“It is difficult to envision Spain’s culture without their famous icon – the bull or ‘Toro’ as it is known in Spanish. A Toro is bold, aggressive and intense – a fitting name for this unforgettable and powerful wine.”
This is RJ Spagnols intro to their Spanish Toro. They then go on to describe the characteristics of the wine that you can expect to produce from this kit.
“This wine is an intense red characterized by cigar box and dark fruit on the nose, finishing with dates, prunes and cherry on the palate. Made in a Crianza style, the toasted French oak aroma completes the experience of drinking Toro. Olé!”
It all sounds good to me. I hope that it can live up to its billing!
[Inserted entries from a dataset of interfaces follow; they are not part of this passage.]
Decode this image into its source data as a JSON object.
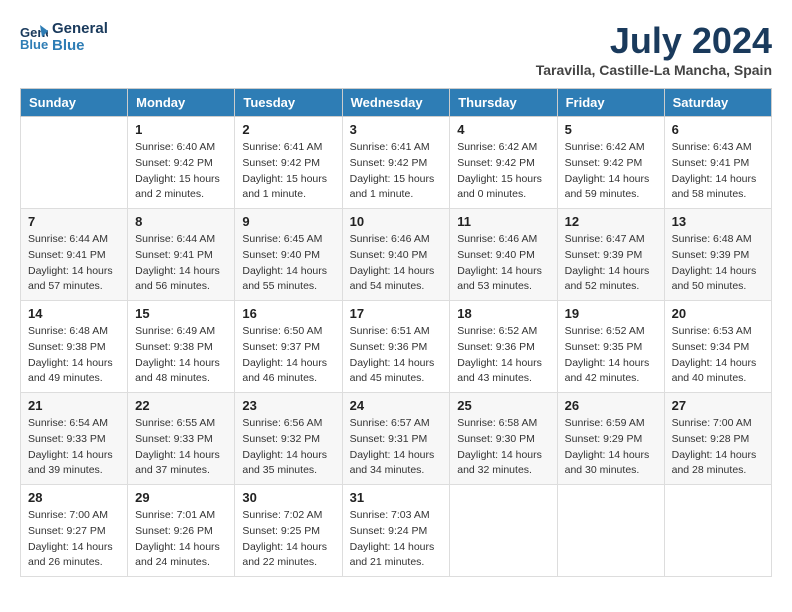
{
  "header": {
    "logo_line1": "General",
    "logo_line2": "Blue",
    "month": "July 2024",
    "location": "Taravilla, Castille-La Mancha, Spain"
  },
  "weekdays": [
    "Sunday",
    "Monday",
    "Tuesday",
    "Wednesday",
    "Thursday",
    "Friday",
    "Saturday"
  ],
  "weeks": [
    [
      {
        "day": "",
        "sunrise": "",
        "sunset": "",
        "daylight": ""
      },
      {
        "day": "1",
        "sunrise": "Sunrise: 6:40 AM",
        "sunset": "Sunset: 9:42 PM",
        "daylight": "Daylight: 15 hours and 2 minutes."
      },
      {
        "day": "2",
        "sunrise": "Sunrise: 6:41 AM",
        "sunset": "Sunset: 9:42 PM",
        "daylight": "Daylight: 15 hours and 1 minute."
      },
      {
        "day": "3",
        "sunrise": "Sunrise: 6:41 AM",
        "sunset": "Sunset: 9:42 PM",
        "daylight": "Daylight: 15 hours and 1 minute."
      },
      {
        "day": "4",
        "sunrise": "Sunrise: 6:42 AM",
        "sunset": "Sunset: 9:42 PM",
        "daylight": "Daylight: 15 hours and 0 minutes."
      },
      {
        "day": "5",
        "sunrise": "Sunrise: 6:42 AM",
        "sunset": "Sunset: 9:42 PM",
        "daylight": "Daylight: 14 hours and 59 minutes."
      },
      {
        "day": "6",
        "sunrise": "Sunrise: 6:43 AM",
        "sunset": "Sunset: 9:41 PM",
        "daylight": "Daylight: 14 hours and 58 minutes."
      }
    ],
    [
      {
        "day": "7",
        "sunrise": "Sunrise: 6:44 AM",
        "sunset": "Sunset: 9:41 PM",
        "daylight": "Daylight: 14 hours and 57 minutes."
      },
      {
        "day": "8",
        "sunrise": "Sunrise: 6:44 AM",
        "sunset": "Sunset: 9:41 PM",
        "daylight": "Daylight: 14 hours and 56 minutes."
      },
      {
        "day": "9",
        "sunrise": "Sunrise: 6:45 AM",
        "sunset": "Sunset: 9:40 PM",
        "daylight": "Daylight: 14 hours and 55 minutes."
      },
      {
        "day": "10",
        "sunrise": "Sunrise: 6:46 AM",
        "sunset": "Sunset: 9:40 PM",
        "daylight": "Daylight: 14 hours and 54 minutes."
      },
      {
        "day": "11",
        "sunrise": "Sunrise: 6:46 AM",
        "sunset": "Sunset: 9:40 PM",
        "daylight": "Daylight: 14 hours and 53 minutes."
      },
      {
        "day": "12",
        "sunrise": "Sunrise: 6:47 AM",
        "sunset": "Sunset: 9:39 PM",
        "daylight": "Daylight: 14 hours and 52 minutes."
      },
      {
        "day": "13",
        "sunrise": "Sunrise: 6:48 AM",
        "sunset": "Sunset: 9:39 PM",
        "daylight": "Daylight: 14 hours and 50 minutes."
      }
    ],
    [
      {
        "day": "14",
        "sunrise": "Sunrise: 6:48 AM",
        "sunset": "Sunset: 9:38 PM",
        "daylight": "Daylight: 14 hours and 49 minutes."
      },
      {
        "day": "15",
        "sunrise": "Sunrise: 6:49 AM",
        "sunset": "Sunset: 9:38 PM",
        "daylight": "Daylight: 14 hours and 48 minutes."
      },
      {
        "day": "16",
        "sunrise": "Sunrise: 6:50 AM",
        "sunset": "Sunset: 9:37 PM",
        "daylight": "Daylight: 14 hours and 46 minutes."
      },
      {
        "day": "17",
        "sunrise": "Sunrise: 6:51 AM",
        "sunset": "Sunset: 9:36 PM",
        "daylight": "Daylight: 14 hours and 45 minutes."
      },
      {
        "day": "18",
        "sunrise": "Sunrise: 6:52 AM",
        "sunset": "Sunset: 9:36 PM",
        "daylight": "Daylight: 14 hours and 43 minutes."
      },
      {
        "day": "19",
        "sunrise": "Sunrise: 6:52 AM",
        "sunset": "Sunset: 9:35 PM",
        "daylight": "Daylight: 14 hours and 42 minutes."
      },
      {
        "day": "20",
        "sunrise": "Sunrise: 6:53 AM",
        "sunset": "Sunset: 9:34 PM",
        "daylight": "Daylight: 14 hours and 40 minutes."
      }
    ],
    [
      {
        "day": "21",
        "sunrise": "Sunrise: 6:54 AM",
        "sunset": "Sunset: 9:33 PM",
        "daylight": "Daylight: 14 hours and 39 minutes."
      },
      {
        "day": "22",
        "sunrise": "Sunrise: 6:55 AM",
        "sunset": "Sunset: 9:33 PM",
        "daylight": "Daylight: 14 hours and 37 minutes."
      },
      {
        "day": "23",
        "sunrise": "Sunrise: 6:56 AM",
        "sunset": "Sunset: 9:32 PM",
        "daylight": "Daylight: 14 hours and 35 minutes."
      },
      {
        "day": "24",
        "sunrise": "Sunrise: 6:57 AM",
        "sunset": "Sunset: 9:31 PM",
        "daylight": "Daylight: 14 hours and 34 minutes."
      },
      {
        "day": "25",
        "sunrise": "Sunrise: 6:58 AM",
        "sunset": "Sunset: 9:30 PM",
        "daylight": "Daylight: 14 hours and 32 minutes."
      },
      {
        "day": "26",
        "sunrise": "Sunrise: 6:59 AM",
        "sunset": "Sunset: 9:29 PM",
        "daylight": "Daylight: 14 hours and 30 minutes."
      },
      {
        "day": "27",
        "sunrise": "Sunrise: 7:00 AM",
        "sunset": "Sunset: 9:28 PM",
        "daylight": "Daylight: 14 hours and 28 minutes."
      }
    ],
    [
      {
        "day": "28",
        "sunrise": "Sunrise: 7:00 AM",
        "sunset": "Sunset: 9:27 PM",
        "daylight": "Daylight: 14 hours and 26 minutes."
      },
      {
        "day": "29",
        "sunrise": "Sunrise: 7:01 AM",
        "sunset": "Sunset: 9:26 PM",
        "daylight": "Daylight: 14 hours and 24 minutes."
      },
      {
        "day": "30",
        "sunrise": "Sunrise: 7:02 AM",
        "sunset": "Sunset: 9:25 PM",
        "daylight": "Daylight: 14 hours and 22 minutes."
      },
      {
        "day": "31",
        "sunrise": "Sunrise: 7:03 AM",
        "sunset": "Sunset: 9:24 PM",
        "daylight": "Daylight: 14 hours and 21 minutes."
      },
      {
        "day": "",
        "sunrise": "",
        "sunset": "",
        "daylight": ""
      },
      {
        "day": "",
        "sunrise": "",
        "sunset": "",
        "daylight": ""
      },
      {
        "day": "",
        "sunrise": "",
        "sunset": "",
        "daylight": ""
      }
    ]
  ]
}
Ok I’m doing this live now just like CNN. I’ve just opened the box and found two packets of medium toasted oak chips, a packet of self adhesive wine labels like the ones shown above, plus finings, stabilizers, etc. that you will find in most kits and the ubiquitous EC-1118 yeast. If you read my previous Piazza post you know that I am doing a few minor tweaks. I’m trying to produce the best wine possible from the 10 kits I’ll be making so I will be giving them special care. The first thing I have to do is select a yeast that is more suitable for the wine I’m making. Lalvin gives Bourgovin RC 212 the highest recommendation for aged reds. This is touted as a “bold, aggressive and intense wine” so it will definitely spend some time ageing in my cellar. Just like I did with the Piazza I will be using two packets of yeast. Lalvin recommends one packet of yeast for up to 20 litres of wine. Since the kit produces 23 litres of wine I will add an extra packet of yeast.
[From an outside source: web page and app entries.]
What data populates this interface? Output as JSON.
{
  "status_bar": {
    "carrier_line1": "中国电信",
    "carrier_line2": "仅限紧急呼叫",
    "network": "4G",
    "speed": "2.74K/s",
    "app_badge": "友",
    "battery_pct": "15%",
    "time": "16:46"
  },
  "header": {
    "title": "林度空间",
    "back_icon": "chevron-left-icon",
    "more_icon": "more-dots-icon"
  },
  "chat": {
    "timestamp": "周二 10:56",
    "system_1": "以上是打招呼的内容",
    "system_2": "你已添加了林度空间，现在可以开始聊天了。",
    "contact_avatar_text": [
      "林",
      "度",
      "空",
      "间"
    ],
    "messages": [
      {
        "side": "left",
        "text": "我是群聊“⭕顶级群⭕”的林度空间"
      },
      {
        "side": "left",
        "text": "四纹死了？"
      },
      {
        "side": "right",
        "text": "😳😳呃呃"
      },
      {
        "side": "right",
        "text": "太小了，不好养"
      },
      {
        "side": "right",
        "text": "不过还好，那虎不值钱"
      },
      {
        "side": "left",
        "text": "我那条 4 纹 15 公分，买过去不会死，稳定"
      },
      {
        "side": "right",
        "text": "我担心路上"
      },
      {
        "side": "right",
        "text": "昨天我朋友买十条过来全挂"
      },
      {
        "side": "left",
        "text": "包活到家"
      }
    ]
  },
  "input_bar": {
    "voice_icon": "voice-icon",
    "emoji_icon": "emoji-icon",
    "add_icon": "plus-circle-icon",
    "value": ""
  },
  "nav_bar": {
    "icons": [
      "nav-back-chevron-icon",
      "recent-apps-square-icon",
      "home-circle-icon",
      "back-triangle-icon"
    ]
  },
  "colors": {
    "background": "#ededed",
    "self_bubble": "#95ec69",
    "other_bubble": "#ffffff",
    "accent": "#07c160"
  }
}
Now I have my fermenting bucket filled with warm water in which I’ve added 1/4 cup of chlorinated cleaner. It’s been a while since I’ve used this bucket so I’m going to let it stand for an hour or so before I use it. I’ll then rinse it with hot water and spray the inside with sulphite solution. Then I’ll add all the ingredients into the fermentor, stir it will and add the yeast. I won’t get into the details of mixing the juice since I’ve already outlined the process in my Piazza post.
The fermenting bucket is ready now so I’m going to add the bentonite, then the juice, top up with water and give it a good stir to make sure everything is well mixed. This is important. If it’s not completely mixed you’ll have a more concentrated juice at the bottom of the bucket which could impede the fermentation.
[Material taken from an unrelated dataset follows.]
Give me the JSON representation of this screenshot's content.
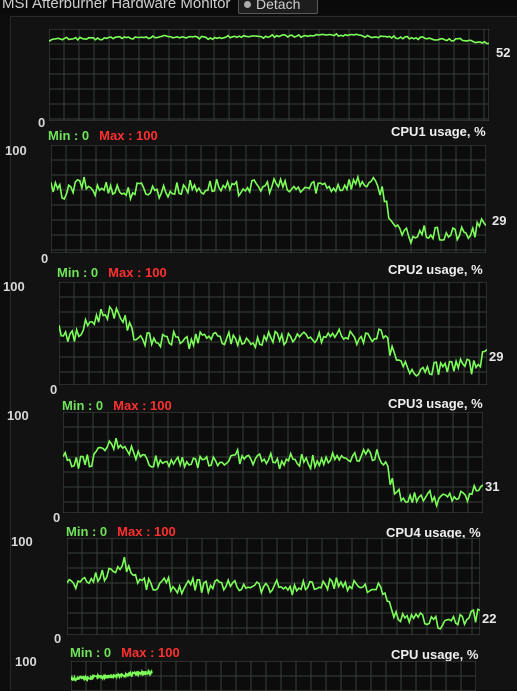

I’ve got my yeast ready. I rehydrated the yeast in warm water as recommended by Lalvin. Since I’m using two packets of yeast I rehydrated it in 100 ml of 40º Celsius water for 15 minutes. The must is at 25º and this is perfect for the yeast I’m using. Bourgovin RC 212 works best in a temperature range from 20º – 30º Celsius so I’d like to keep the fermentation temperature right where it is. I’m fermenting the Piazza in an unheated room and the temperature is staying at 18º Celsius. This will be too low for the Toro so I’ll have to put a heat belt around my fermenting bucket to keep the temperature where I want it.
That’s it for tonight. I was going to rack the Piazza tonight but I’ve decided to leave it one more day. I’ll update you on both wines tomorrow.